It’s been a week since the close of the Pitlochry Winter Words writing class. After leading in an extended workshop, it’s good to let the mind rest for a while before mentally reviewing the week. I always come out of writing classes on a high, seeing the world through rose coloured literary glasses, and vowing to go home and finish that novel. Sometimes it takes a week to let the excitement die down, and for the banality of life to take over. Then once the excitement has waned, I can more objectively look back at the class and assess my work as a teacher.
Unfortunately, the class from Winter Words is proving problematic. A week has passed, I’m still excited, on a writing high, and feeling enthused.
I can honestly say that my Pitlochry group was one of the best writing workshops I’ve ever taught. Now, before any of my previous students read this, feel dejected, and storm off saying ‘But I thought we were your favourite class,’ please let me explain. This all comes down to dynamics.
Most beginning writing courses allow people to enrol on a ‘first come first serve’ basis, meaning that neither the teacher nor the institution have control over who is the class. Therefore, there will always be people of varying abilities, ages, ethnicities and writing styles. For the most part, this is a positive. As a writer cannot always control who is reading his/her books, it’s good for the beginning author to practice workshopping with someone who may normally not be in his/her demographic. Writers have to learn when to appease an audience and when to ignore bad advice, and a miss matched group is good practice for learning how to deal with readers of all tastes. In fact, ‘You can’t please all the people all the time’ is a valuable lesson in many professions.
Students were accepted to the Pitlochry class on a ‘first come first serve’ basis, and therefore should have been quite the motley group, but somehow it did not work out this way. The class meshed almost immediately, in a way I’ve never seen before. From day one they bonded and talked, no one was too shy and no one student took over the class. Everyone particpated, and that awkwardness that comes with meeting someone for the first time didn’t seem to occur.

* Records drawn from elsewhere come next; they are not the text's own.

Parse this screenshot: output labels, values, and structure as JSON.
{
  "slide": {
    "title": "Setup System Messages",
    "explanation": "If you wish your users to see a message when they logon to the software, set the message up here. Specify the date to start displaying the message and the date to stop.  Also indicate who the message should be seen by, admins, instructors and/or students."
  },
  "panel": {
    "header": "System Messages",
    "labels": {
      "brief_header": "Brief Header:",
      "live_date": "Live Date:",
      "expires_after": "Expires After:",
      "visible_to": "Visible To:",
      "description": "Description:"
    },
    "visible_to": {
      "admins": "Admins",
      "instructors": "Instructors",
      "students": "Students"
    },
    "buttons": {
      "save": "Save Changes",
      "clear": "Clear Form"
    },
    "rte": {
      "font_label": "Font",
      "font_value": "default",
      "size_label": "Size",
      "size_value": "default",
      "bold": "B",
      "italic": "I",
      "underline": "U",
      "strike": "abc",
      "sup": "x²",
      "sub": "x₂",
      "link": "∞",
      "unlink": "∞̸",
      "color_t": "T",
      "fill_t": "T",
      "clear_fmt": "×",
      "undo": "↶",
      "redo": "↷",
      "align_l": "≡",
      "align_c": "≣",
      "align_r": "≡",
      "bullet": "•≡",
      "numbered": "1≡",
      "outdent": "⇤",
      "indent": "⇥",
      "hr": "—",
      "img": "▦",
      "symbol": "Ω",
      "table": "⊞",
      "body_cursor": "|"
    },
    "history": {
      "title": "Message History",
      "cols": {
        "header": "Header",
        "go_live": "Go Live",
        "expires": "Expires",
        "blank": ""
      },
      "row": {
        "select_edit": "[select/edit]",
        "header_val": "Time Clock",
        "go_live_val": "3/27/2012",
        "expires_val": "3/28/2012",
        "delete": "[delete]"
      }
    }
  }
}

Perhaps, this was down to the coincidental similarities the classmates shared. The class consisted of twelve women, and while the ages varied we all could be considered in the wiser years of life. But still, twelve women whose ages span a twenty year gap are not necessarily going to get along. They had different tastes in books, and different styles of writing. One woman had written twelve novels, two women cowrote a children’s book, and one woman had never put pen to paper in a creative manner before. Yet, the support and creative interaction that happened was immediately apparent, despite all the differences.
And, what was the outcome of this unusual instantaneous bonding? Uncommonly good short stories written in a quick amount of time. In three days (the class ran from Tuesday through Thursday), each of those women had written a short story that, with a little editing, could be published. I was, and still am, astounded by the talent.
Perchance, it’s not complete down to dynamics, as there were a few external factors that may have helped the creative process.
- I did a creative writing exercise on the first day that turned out to be a real dud. I won’t go into what that creative writing exercise was, but by lunch all the woman bonded over my rubbish experiment. (In fairness, I’d been using this exercise for years and no one has ever complained before.) This not only got them interacting with each other, but it got them thinking about writing on a cognitive level. Why didn’t they like the exercise? What would they have done differently? What could they learn from it?
- There was a goal for the end of the week; on Friday morning each student was to perform a complete and original short story of 1500 words or less. The story was to be read to the public in the café at the Festival. I think the ‘scare factor’ had a big impact. If you’re expected to produce, then homework and class exercises aren’t as optional.
- I put them in small groups. It’s easier to talk to one person you’ve never met before as opposed to a large group.
However, even with these external factors, I’m still amazed. By Friday everyone was life long friends, the email chain has already begun, and a reunion is being discussed.
Lesson learned: a good writing group is worth more than a hundred creative writing teachers, and never under estimate the potential of a support network.